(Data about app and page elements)
____

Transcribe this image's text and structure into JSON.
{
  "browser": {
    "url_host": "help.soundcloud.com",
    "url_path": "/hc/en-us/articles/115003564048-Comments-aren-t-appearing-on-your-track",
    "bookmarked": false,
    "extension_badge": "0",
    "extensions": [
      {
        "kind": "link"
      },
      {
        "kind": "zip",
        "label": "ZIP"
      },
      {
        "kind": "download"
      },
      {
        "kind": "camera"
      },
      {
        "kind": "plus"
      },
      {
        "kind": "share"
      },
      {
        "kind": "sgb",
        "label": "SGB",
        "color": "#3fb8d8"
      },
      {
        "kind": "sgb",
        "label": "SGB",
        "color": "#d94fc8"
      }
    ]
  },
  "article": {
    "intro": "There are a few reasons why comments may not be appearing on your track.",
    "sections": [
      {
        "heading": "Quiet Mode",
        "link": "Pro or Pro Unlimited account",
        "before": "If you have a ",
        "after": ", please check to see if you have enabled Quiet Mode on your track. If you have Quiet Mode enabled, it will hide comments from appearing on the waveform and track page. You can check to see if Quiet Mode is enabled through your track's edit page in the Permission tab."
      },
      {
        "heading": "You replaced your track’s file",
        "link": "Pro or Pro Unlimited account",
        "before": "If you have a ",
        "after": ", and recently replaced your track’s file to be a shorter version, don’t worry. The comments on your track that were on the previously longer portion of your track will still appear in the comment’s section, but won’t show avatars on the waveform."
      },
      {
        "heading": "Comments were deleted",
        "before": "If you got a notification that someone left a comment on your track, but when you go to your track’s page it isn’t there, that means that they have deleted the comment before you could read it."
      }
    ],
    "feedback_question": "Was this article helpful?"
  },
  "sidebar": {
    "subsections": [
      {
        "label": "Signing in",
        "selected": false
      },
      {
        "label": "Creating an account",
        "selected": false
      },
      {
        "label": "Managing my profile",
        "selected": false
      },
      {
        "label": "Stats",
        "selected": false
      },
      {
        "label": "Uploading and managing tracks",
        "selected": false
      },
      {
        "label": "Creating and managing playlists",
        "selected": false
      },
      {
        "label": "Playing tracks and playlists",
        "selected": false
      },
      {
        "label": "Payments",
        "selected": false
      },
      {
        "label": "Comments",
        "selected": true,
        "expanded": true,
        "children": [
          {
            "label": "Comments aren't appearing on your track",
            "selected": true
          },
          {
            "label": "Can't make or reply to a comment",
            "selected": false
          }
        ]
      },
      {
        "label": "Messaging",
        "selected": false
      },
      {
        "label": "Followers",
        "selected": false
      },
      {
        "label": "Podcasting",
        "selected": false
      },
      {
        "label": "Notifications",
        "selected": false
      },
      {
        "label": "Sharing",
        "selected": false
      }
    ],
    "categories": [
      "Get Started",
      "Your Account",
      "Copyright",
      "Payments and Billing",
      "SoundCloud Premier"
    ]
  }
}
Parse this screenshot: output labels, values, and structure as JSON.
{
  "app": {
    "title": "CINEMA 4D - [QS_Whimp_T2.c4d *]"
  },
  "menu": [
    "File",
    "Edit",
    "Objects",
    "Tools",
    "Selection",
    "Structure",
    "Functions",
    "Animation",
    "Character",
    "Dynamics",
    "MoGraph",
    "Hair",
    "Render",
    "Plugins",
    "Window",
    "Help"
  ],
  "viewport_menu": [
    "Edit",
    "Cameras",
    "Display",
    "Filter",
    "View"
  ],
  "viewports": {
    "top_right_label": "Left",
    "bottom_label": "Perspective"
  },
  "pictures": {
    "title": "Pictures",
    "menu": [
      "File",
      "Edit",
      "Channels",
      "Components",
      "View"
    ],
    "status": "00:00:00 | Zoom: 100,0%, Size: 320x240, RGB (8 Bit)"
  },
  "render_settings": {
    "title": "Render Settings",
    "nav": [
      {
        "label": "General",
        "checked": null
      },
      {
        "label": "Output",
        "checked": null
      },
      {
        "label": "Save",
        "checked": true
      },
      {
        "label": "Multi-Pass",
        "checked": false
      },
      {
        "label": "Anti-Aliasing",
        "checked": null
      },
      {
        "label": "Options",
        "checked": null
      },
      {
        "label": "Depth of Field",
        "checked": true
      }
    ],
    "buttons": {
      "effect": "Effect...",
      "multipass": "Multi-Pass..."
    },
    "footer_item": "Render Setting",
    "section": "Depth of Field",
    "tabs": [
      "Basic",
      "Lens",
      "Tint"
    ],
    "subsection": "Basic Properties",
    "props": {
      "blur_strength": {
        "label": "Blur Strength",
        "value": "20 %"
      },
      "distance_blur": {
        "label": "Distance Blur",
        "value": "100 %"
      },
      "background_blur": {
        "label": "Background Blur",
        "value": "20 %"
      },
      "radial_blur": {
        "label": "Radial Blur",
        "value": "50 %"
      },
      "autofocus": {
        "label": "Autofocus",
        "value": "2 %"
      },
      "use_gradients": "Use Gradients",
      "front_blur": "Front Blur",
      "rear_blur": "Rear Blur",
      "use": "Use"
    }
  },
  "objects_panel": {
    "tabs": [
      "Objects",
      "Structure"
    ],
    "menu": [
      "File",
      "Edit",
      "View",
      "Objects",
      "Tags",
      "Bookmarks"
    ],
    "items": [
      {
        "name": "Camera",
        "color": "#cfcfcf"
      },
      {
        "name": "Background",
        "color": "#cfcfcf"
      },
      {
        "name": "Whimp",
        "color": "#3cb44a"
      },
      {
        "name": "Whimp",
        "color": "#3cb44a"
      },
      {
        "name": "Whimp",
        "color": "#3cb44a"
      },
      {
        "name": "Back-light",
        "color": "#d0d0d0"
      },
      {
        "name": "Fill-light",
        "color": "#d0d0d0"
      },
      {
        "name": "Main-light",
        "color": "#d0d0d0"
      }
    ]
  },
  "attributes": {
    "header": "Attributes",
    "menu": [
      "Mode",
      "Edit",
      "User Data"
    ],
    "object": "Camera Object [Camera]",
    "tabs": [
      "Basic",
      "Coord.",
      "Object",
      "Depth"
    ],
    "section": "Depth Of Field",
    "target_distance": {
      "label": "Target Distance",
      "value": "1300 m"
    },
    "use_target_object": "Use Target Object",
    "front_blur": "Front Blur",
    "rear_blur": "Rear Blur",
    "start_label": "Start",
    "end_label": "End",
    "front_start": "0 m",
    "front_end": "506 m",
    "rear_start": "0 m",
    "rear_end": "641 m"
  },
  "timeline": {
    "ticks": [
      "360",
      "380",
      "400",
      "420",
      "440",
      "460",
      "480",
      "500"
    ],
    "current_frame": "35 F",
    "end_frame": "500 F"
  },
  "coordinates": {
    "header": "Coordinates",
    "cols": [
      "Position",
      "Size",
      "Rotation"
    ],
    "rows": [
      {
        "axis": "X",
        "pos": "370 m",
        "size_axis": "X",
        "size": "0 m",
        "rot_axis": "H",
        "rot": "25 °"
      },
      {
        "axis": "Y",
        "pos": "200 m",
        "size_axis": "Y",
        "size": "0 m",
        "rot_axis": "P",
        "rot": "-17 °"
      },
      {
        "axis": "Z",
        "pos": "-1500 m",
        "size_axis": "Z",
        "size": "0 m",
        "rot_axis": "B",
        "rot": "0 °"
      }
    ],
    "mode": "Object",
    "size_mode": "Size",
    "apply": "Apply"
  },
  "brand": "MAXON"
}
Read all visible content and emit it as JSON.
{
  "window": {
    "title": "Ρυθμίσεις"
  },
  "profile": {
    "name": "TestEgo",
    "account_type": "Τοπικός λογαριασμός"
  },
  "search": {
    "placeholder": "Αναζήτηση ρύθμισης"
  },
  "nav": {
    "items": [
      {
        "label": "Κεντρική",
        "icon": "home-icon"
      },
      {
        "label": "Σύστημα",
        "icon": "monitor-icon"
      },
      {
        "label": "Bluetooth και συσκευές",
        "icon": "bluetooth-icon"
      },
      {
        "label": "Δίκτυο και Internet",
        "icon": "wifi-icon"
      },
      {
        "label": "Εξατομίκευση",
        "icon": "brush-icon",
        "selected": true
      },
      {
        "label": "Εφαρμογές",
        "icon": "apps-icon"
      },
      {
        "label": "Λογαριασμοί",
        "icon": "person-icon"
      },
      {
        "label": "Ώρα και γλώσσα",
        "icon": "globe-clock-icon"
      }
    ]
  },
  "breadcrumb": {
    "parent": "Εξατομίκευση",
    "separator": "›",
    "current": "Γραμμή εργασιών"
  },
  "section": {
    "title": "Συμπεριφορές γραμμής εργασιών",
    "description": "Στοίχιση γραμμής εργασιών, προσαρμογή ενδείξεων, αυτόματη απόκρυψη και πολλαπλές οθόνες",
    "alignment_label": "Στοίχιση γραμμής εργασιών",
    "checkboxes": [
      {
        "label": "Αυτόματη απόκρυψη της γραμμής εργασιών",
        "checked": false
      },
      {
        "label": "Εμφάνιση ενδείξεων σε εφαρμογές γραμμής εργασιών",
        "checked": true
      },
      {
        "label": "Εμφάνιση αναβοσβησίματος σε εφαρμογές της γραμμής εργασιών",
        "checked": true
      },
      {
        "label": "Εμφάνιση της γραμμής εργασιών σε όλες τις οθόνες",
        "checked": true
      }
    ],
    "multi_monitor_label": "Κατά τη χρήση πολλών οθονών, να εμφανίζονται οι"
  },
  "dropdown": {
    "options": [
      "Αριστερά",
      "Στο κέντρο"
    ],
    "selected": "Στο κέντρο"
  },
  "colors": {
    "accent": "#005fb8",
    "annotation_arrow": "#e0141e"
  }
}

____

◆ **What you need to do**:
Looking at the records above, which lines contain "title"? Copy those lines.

◆ **Solution below**:
    "title": "CINEMA 4D - [QS_Whimp_T2.c4d *]"
    "title": "Pictures",
    "title": "Render Settings",
    "title": "Ρυθμίσεις"
    "title": "Συμπεριφορές γραμμής εργασιών",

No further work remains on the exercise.